I take (some) comfort in knowing I am not alone. News reports, magazine articles, radio commentary and blogs have all focused on the plight of single black women. Whether I agree or not with the public sentiment is a topic for another day. But I know one thing for sure. It’s not just me.
But there is also another side to this discussion. One that I rarely see or hear about in the media. Single black men. Their voice seems to be missing from this conversation. So I decided to ask one.
What follows is an open, honest, four-part conversation with Bleek G. As a single black male, who just turned 50 several months ago, Bleek has a unique perspective. He is educated (two colleges degrees), has never been married and has no children. We covered such themes as age, dating vs. marriage, “settling” and the quality of black women. Here are his thoughts.

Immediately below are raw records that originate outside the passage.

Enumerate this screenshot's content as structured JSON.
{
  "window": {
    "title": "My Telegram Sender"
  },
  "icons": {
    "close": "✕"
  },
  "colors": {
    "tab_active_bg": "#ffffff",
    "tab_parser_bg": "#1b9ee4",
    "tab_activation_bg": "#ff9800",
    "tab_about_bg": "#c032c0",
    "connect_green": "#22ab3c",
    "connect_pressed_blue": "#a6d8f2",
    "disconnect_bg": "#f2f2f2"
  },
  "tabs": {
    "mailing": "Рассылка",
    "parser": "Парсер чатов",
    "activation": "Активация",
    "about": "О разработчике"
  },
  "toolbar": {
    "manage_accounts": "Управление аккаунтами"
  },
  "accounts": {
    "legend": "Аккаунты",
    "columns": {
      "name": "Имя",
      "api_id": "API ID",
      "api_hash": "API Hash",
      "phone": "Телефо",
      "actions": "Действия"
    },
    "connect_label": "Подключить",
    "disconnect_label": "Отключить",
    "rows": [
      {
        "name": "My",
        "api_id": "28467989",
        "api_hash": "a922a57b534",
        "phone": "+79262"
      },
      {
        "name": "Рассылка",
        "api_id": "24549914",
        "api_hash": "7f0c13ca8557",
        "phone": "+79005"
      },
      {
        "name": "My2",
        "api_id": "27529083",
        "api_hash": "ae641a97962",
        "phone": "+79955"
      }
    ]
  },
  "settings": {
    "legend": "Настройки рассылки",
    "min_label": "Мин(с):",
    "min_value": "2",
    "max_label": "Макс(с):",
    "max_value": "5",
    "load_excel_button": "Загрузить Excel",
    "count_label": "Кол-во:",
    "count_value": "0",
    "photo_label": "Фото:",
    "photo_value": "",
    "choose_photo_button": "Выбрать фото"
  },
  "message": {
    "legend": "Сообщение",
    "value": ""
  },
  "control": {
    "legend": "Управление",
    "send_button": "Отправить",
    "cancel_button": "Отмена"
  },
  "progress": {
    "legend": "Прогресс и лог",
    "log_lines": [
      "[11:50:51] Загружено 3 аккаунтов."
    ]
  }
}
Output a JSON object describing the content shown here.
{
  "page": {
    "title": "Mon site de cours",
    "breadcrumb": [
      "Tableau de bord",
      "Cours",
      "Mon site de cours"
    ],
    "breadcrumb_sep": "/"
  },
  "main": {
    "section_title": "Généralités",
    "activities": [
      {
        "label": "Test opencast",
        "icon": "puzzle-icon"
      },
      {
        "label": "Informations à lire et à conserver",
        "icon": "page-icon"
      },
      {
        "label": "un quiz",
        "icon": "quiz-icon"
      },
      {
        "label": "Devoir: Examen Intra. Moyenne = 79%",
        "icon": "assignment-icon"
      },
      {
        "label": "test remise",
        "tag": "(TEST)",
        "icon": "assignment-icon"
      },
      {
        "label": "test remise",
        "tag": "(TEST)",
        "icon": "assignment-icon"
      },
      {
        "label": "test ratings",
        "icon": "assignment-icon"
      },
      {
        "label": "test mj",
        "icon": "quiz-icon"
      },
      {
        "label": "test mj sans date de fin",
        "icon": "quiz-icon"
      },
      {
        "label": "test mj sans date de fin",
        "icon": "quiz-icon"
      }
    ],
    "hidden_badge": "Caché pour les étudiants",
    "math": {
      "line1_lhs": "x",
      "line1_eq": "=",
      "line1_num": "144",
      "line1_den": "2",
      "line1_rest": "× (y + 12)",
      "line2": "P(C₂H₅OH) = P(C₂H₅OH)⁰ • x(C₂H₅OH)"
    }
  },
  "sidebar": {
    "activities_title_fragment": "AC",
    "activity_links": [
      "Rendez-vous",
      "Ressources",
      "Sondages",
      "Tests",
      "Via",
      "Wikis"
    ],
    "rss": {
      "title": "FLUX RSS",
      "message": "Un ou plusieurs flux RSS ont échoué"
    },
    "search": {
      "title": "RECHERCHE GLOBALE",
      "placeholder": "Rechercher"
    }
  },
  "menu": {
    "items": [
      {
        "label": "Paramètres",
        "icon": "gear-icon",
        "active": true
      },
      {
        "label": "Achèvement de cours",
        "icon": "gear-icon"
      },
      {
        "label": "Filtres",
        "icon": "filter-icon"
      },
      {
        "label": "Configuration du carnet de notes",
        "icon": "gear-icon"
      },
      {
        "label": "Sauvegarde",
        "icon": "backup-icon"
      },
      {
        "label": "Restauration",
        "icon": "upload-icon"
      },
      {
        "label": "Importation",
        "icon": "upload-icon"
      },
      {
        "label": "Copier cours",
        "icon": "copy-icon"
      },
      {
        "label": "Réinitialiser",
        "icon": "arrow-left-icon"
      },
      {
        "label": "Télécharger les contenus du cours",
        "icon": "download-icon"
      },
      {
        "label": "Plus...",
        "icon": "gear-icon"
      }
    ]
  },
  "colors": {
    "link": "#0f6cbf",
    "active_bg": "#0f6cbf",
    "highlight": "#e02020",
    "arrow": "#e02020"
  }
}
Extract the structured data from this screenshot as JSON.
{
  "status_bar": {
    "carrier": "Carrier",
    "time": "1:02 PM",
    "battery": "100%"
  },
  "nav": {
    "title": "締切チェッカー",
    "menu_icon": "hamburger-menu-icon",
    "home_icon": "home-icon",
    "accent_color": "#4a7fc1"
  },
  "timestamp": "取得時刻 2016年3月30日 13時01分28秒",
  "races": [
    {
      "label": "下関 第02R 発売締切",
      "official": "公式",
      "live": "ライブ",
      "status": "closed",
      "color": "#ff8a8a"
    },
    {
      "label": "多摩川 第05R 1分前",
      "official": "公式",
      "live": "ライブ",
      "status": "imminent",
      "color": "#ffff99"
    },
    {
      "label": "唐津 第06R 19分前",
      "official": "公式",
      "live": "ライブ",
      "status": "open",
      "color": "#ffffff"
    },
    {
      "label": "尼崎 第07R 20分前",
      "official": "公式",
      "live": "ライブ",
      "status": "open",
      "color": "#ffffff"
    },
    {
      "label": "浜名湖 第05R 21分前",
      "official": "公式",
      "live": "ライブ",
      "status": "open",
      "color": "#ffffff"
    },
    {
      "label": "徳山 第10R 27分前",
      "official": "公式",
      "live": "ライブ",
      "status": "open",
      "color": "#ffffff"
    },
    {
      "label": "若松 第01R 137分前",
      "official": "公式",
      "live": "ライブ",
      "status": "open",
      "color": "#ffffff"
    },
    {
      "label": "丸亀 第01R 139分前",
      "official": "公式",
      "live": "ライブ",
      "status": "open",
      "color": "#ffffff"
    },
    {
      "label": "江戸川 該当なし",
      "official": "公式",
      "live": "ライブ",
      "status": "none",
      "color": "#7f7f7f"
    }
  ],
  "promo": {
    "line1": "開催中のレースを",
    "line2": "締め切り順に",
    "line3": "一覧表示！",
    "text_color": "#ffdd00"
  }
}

On the status of single, black men
In general, black men are single because they are looking to find someone they are compatible with and someone who is compatible with them. They seek women who are their equals. As Bleek puts it, “Someone who will have my back when things get rough.” Someone who will not try to breakdown the (sometimes fragile) male ego.
For older men such as Bleek, there are various reasons why they remain single. Some have made mistakes. According to Bleek, older single men “didn’t recognize what they wanted until it was gone.” Other reasons included fear of losing their personal freedom or their single status.
Bleek did acknowledge that once a man reaches the age of 40, he will have periods of self-reflection. Most older, single black men (and presumably men of other ethnic and racial backgrounds) don’t want to live their lives alone. Fear of being without a companion resonates deeply and causes them to look at their long-term prospects.
However, as Bleek pointed out, not living alone may not always equal getting married. Many older men consider long-term companionship or long-term relationships as serious options. When I pressed this a bit further, he stated “Some men just don’t want to be married. They have heard stories about bad marriages from their friends or even experienced bad marriages in their own families. Some are afraid to open themselves up completely and give themselves to another person.”
Bleek admitted that a combination of things account for his single status. “My younger self was afraid, had some fear of letting go. Now that I am older, my fear is different. I don’t want to be alone.”
Bleek offered up this last thought on why some black men remain single. The vision that men see for themselves and the vision women see for men is very different. “The media sometimes offers up images of men who are extremely successful. Most times, we feel as though we may not be able to measure up.”
Our conversation began to drift toward the topic of settling. My next post will explore this further and why Bleek says the stigmas attached to older single men may cause them to do so.
This post was inspired by the WordPress E-book: 365 Writing Prompts.